TASK – Your answer must be every line of the data that contains "search".

THE DATA –
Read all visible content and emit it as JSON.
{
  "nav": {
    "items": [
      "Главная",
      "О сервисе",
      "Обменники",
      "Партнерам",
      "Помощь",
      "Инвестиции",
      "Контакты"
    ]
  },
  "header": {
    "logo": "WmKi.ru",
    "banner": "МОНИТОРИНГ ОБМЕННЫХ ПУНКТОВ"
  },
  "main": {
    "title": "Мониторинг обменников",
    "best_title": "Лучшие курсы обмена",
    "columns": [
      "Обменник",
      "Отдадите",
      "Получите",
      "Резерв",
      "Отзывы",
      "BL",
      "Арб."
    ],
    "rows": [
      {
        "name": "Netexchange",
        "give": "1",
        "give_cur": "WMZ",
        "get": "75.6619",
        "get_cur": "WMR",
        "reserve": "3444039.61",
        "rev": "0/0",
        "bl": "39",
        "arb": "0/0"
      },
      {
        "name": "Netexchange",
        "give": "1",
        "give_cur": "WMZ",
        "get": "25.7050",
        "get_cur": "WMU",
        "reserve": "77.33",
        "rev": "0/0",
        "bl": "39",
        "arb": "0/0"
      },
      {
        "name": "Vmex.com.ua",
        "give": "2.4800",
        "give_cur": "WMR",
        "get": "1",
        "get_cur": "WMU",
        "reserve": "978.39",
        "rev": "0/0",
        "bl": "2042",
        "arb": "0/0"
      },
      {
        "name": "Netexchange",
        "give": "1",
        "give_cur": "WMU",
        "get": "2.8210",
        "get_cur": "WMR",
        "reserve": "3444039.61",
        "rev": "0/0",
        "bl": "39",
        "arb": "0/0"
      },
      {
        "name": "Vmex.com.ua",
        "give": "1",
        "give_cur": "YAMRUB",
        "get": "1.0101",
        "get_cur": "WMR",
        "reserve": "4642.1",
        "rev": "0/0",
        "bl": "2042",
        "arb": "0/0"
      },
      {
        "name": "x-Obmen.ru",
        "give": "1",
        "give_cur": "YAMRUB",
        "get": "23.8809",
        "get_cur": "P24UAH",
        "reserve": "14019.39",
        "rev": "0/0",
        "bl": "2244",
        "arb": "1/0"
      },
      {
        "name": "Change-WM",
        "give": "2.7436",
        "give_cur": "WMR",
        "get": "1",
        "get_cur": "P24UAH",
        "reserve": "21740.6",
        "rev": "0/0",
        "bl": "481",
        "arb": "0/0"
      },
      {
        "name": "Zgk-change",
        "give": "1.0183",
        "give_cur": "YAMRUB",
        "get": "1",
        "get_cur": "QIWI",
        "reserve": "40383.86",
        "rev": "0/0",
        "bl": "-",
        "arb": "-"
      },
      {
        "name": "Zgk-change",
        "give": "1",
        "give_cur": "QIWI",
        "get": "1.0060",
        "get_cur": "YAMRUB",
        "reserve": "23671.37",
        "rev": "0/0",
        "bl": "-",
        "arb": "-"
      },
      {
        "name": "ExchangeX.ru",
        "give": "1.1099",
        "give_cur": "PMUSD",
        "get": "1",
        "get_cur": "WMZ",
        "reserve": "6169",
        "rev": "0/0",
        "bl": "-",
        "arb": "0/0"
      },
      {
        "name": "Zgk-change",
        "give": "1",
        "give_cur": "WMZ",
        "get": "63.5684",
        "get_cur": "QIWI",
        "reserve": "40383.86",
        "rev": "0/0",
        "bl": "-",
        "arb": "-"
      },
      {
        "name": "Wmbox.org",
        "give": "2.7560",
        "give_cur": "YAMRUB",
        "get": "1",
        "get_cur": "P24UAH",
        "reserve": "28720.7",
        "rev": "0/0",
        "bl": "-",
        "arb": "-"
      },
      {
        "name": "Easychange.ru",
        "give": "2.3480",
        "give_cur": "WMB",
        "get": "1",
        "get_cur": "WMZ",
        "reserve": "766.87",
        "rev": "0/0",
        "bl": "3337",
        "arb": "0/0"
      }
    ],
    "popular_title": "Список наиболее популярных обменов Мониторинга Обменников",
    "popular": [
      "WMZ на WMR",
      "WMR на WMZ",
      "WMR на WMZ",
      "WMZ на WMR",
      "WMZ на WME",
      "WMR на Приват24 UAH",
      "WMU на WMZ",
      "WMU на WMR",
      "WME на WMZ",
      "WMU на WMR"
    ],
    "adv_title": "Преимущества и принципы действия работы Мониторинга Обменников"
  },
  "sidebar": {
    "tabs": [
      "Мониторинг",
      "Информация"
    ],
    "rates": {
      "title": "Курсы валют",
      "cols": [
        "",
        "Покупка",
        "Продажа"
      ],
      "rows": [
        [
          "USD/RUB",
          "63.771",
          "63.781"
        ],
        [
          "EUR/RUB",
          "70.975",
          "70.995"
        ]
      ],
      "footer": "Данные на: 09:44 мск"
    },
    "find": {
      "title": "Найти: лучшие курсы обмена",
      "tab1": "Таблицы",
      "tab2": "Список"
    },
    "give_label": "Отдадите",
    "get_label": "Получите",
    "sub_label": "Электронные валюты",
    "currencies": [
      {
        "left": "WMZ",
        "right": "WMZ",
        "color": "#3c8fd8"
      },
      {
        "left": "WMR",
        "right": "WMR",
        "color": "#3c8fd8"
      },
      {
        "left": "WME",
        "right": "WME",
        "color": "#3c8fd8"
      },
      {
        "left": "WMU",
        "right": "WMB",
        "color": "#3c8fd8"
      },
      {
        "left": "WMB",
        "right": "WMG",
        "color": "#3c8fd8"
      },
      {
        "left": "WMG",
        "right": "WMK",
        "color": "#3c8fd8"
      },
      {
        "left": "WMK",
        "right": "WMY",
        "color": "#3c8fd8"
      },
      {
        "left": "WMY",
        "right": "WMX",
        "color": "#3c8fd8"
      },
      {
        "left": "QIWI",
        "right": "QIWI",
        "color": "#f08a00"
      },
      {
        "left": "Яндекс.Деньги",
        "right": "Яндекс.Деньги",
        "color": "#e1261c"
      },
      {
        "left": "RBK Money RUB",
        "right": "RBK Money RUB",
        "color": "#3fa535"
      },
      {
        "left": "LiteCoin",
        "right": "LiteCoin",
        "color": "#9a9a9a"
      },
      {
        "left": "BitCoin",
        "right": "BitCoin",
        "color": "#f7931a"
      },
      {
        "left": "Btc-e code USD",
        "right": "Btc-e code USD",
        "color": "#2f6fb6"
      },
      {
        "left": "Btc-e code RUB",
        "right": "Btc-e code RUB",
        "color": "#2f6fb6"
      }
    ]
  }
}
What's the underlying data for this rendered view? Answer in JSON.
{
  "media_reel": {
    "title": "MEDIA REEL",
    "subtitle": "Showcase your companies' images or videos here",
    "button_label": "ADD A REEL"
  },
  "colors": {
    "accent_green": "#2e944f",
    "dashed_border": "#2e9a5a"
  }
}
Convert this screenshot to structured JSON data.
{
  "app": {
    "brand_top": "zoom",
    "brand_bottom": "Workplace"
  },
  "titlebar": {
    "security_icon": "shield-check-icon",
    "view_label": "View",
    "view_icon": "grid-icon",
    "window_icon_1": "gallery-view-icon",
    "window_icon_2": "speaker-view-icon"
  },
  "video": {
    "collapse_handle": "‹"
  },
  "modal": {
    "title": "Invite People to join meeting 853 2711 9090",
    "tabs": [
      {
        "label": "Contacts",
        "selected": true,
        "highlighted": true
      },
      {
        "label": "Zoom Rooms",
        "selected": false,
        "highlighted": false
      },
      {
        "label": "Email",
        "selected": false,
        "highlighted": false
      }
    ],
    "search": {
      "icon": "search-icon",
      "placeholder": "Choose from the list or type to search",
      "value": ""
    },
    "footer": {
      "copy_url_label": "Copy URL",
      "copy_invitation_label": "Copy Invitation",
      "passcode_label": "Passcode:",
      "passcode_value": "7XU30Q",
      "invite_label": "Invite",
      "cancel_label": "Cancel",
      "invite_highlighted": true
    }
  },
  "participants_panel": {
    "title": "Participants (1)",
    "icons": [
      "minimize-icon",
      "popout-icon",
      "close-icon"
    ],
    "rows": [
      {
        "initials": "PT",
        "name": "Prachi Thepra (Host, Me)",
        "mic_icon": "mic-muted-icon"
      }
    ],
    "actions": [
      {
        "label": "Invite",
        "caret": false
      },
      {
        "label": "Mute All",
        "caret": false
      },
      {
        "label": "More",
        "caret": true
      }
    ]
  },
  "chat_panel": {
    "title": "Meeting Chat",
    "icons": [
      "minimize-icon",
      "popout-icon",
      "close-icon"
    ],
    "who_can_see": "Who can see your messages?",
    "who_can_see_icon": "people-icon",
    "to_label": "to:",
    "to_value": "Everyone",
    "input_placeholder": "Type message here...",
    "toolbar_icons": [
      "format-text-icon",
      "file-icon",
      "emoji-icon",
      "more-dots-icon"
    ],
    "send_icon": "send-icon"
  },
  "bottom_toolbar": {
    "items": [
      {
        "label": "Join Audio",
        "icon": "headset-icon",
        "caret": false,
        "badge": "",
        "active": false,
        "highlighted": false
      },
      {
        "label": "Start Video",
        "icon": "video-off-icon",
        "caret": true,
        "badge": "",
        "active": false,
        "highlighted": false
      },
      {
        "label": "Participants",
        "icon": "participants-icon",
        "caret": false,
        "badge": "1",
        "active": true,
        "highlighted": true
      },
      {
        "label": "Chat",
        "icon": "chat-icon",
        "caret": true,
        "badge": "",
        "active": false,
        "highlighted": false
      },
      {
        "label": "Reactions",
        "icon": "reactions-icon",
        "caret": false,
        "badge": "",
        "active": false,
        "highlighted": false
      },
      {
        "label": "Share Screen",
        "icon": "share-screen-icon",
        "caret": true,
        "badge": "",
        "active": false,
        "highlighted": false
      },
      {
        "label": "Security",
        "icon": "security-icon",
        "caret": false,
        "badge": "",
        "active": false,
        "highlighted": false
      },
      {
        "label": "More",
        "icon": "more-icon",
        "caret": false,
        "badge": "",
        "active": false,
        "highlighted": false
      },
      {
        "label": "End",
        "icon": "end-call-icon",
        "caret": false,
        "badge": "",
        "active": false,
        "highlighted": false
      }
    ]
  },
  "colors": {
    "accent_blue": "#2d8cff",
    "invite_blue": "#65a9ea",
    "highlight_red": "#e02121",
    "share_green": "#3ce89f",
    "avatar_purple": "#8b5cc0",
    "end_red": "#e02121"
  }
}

TASK SOLUTION –
    "search": {
      "icon": "search-icon",
      "placeholder": "Choose from the list or type to search",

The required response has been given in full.